Items from an interface collection
§

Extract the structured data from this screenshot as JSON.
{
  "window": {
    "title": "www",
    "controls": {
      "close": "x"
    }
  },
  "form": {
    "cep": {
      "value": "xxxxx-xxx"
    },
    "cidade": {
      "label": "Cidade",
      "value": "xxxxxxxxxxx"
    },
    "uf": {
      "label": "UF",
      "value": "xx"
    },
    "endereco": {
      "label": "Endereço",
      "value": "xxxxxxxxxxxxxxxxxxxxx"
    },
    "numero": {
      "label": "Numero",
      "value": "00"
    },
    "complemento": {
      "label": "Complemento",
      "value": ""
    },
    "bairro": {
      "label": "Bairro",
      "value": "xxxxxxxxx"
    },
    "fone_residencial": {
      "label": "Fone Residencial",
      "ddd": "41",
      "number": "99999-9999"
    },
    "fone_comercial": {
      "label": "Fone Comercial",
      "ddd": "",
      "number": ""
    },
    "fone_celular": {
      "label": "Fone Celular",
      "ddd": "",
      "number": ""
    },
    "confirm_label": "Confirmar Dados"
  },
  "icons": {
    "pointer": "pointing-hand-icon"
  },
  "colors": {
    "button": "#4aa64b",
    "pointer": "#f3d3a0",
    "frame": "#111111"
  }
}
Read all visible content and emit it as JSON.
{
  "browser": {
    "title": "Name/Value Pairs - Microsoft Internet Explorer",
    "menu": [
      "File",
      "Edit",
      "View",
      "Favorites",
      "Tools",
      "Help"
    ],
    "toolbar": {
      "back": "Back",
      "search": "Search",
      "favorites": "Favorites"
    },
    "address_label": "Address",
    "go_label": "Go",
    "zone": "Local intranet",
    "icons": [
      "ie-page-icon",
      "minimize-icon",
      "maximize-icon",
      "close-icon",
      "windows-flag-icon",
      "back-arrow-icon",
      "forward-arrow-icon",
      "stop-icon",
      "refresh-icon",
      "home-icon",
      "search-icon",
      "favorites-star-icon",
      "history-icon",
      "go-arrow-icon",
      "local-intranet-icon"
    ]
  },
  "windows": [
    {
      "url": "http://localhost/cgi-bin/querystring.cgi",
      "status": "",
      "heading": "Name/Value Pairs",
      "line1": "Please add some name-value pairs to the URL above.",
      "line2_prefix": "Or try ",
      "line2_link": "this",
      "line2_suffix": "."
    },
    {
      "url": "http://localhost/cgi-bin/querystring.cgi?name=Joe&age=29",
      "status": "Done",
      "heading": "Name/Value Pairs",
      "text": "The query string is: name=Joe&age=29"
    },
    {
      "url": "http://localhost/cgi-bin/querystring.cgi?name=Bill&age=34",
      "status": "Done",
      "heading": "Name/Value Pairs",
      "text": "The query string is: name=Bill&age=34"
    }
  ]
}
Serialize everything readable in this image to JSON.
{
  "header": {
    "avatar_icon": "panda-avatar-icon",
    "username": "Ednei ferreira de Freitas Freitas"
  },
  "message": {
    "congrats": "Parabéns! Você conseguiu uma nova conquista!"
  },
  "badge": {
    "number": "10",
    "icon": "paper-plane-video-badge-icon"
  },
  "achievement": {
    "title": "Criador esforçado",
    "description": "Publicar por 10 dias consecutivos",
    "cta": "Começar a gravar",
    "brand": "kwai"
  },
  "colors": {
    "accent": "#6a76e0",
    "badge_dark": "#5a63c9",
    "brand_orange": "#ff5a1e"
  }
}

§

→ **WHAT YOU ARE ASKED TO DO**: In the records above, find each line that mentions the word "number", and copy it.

→ **RESPONSE TO THIS TASK**:
      "number": "99999-9999"
      "number": ""
      "number": ""
    "number": "10",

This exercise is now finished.